The farmer, whose name is Steve Jones, is an expert in setting up dairy farms – he explained that due to the cows’ lives they are very stressed and because of this their immune systems don’t function well at all. From this I looked at some awful youtube videos showing what a dairy cow’s life is like, often seeing their calves shot in front of them, sometimes immediately after birth, because they are male. Treated as objects. I have been a ‘veg head’ since I was 14 and now I rapidly turned vegan.
I was already a campaigner for greyhounds and was learning about the cruelty inflicted upon our fellow creatures… 5 yrs later and, at 71 yrs old, I sometimes feel I’m swimming and need to give all the sadness and anger a rest, to come up for air. We’re about to begin a roll out of the badger culling. Licences are about to be issued by Natural England again with 14,849 badgers already killed over the last few yrs. And how many were actually tested for bTB?!
There are many ways in which people can help to protect badgers, our wildlife. At present badger setts are being recorded and mapped out. From now on it’s going to be rather different as we won’t necessarily be guarding a particular sett or group of setts as cull areas are growing and spreading further. But it doesn’t mean we won’t have an impact.
The campaign needs people who not only care for badgers but all our wildlife, foxes in particular in many areas and animals snared and trapped to ‘protext’ animals that humans wish to kill for sport. Hunt terrier men, unspeakably cruel and sadistic, who dig out foxes who have gone to ground. They go out before the hunt begins and block badger setts so that hunted foxes cannot escape from the hounds.
Over the last 5 yrs I’ve learnt so much. The Tory party represent mainly the wealthy and this includes landowners, and so it is they who have engineered the licensing via Natural England which makes the killing of badgers legal. Otherwise the horrible irony is that they are a protected animal!
If you want to stand up and protect wildlife there will be a way that you can help whoever you are. Although it all seems too hard to bear it is better to do something about it than nothing – everything we do adds up. I’ve met some lovely people along the way too and weve all learned from each other and supported one another. Being out for hours at night has been fantastic at times, tiring at others. Facing the shooters felt great, knowing that they had to break their guns and go. There are now many people quite expert in knowing how to do this work and they are ready to help new areas and do what they can in their own local areas on a more ‘everyday’ basis.

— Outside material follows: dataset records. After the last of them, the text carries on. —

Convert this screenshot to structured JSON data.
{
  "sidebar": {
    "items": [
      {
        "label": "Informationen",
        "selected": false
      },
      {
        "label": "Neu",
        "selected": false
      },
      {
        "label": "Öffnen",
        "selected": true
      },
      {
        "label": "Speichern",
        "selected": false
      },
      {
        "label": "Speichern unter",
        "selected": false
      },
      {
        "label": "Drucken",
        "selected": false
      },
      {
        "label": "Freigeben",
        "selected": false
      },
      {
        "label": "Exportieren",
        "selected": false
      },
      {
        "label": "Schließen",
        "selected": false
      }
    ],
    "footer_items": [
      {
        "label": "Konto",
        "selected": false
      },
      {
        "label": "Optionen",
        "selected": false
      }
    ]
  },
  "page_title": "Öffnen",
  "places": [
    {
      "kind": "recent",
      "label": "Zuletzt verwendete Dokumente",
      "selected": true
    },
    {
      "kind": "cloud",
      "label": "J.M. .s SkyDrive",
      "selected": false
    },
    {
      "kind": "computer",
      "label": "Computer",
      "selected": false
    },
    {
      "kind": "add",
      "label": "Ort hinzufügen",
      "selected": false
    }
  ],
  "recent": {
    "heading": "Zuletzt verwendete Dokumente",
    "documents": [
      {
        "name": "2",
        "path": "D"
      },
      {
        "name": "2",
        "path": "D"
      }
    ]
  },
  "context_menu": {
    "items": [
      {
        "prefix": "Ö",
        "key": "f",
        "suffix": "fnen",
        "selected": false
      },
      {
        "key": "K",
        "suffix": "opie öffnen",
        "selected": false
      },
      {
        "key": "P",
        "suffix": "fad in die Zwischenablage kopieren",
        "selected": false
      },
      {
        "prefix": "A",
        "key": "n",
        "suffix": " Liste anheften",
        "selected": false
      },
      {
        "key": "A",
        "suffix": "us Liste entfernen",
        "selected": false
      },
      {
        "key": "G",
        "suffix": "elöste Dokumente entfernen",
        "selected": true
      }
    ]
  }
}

I have no regrets at all… but know I would have if I hadn’t done my bit. Hope lies ahead and maybe one day we’ll be rid of the Tory party and more and more people will have been awakened to what goes on in the world… and, most importantly, what they can do about it.”